These resources help find truck-friendly routes since they may tell you how to get around low bridges and weight limits. Planning efficiency also relies on optimizing travel routes.
Coordinating with dispatchers and customers ensures pickups and drop-offs go off without a hitch. Planning your route efficiently helps you save time and money and makes you seem like a professional truck driver.
Cargo Security and Load Management
Cargo safety and management are of the utmost importance in the trucking business. Accidents, damaged products, and legal trouble might result from ignoring this factor.
Ensure your goods stay put during transport using high-quality load security equipment, including straps, chains, and binders. To avoid fines, getting familiar with the industry’s standards concerning load security is important.
Ensure your cargo is secure by inspecting it completely and adjusting it before setting it on the road. Straps or chains should be checked and tightened often to avoid any slack that might cause movement or loosening while in transportation.
Effective Time Management
Smart time management is the key to making it in the competitive trucking industry. Carefully plan your excursions, considering all the potential delays and interruptions. Be on time by studying traffic patterns and periods of high demand.
Think about when to get packages delivered and how long they need to travel. Reduce your downtime on the road to a minimum. Idling uses up fuel and loses time. Reduce downtime as much as possible and maximize your relaxation periods.
Plan your pauses so that you may get things done like paperwork, car maintenance, or personal requirements. To keep yourself healthy, you should include activities like refilling, eating, and modest exercise in your rest time.
Continuous Learning and Adaptation
Being successful in the trucking profession involves a commitment and essential documents like Georgia IFTA permit to lifelong learning and flexibility. Keep up with the latest in your field, including technology developments, laws, and trends.

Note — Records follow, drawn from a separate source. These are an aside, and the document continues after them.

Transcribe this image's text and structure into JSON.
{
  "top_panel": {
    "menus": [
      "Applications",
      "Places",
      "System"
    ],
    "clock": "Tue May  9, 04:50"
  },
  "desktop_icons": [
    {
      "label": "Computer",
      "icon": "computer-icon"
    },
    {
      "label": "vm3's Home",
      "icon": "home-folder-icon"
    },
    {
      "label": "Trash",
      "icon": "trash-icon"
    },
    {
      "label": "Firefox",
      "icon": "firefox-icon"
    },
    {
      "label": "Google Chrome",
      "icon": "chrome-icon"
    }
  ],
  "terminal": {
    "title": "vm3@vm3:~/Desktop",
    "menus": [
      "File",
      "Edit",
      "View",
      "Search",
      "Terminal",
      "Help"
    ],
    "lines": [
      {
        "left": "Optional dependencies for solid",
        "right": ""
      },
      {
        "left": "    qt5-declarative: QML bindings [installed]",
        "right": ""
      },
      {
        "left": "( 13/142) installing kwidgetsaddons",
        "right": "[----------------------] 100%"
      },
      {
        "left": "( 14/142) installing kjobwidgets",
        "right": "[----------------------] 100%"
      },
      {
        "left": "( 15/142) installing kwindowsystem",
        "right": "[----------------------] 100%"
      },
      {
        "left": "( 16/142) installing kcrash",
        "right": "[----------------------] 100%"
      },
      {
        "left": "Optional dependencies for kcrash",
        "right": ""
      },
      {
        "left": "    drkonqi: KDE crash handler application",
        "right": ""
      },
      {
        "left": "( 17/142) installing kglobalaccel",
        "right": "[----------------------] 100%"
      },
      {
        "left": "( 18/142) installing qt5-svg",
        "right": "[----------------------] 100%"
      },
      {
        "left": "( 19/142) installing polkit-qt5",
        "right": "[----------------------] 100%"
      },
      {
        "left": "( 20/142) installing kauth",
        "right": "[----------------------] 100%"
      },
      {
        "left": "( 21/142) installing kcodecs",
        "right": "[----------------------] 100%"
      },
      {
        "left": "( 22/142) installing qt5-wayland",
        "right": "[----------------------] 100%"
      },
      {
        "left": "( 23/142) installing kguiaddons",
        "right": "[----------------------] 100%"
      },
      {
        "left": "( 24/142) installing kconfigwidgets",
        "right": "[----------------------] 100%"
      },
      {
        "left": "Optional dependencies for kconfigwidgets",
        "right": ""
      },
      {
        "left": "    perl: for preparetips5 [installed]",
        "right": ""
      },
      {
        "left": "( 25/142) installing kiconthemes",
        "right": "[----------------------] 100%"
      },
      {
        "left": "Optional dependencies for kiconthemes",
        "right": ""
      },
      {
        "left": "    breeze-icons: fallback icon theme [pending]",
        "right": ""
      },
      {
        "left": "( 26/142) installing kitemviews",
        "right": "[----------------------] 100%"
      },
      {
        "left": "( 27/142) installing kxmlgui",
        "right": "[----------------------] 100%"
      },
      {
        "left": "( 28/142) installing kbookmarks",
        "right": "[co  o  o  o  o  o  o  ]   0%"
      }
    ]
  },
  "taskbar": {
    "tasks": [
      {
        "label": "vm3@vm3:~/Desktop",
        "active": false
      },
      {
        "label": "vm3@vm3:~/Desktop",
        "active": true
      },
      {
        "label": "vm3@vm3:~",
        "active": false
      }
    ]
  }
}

Improve your knowledge and abilities by participating in seminars, workshops, and webinars. Join trucking organizations and talk to seasoned drivers to pick up some tips.
Implement fleet management software and telematics to improve efficiency. Maintaining an agile and proactive mindset may distinguish you as a leading truck driver in today’s dynamic market.
Becoming an experienced truck driver takes time, but you may speed up the process with hard work, persistence, and a few insider tips and tactics. You may improve your chances of success as a truck driver by learning the fundamentals, planning routes efficiently, protecting your cargo, managing your time well, and being flexible.
Remember that as you log more miles, you’ll have more chances to learn and grow as a truck driver. Enjoy the freedom and learn from your mistakes and the obstacles you’ll face on the road.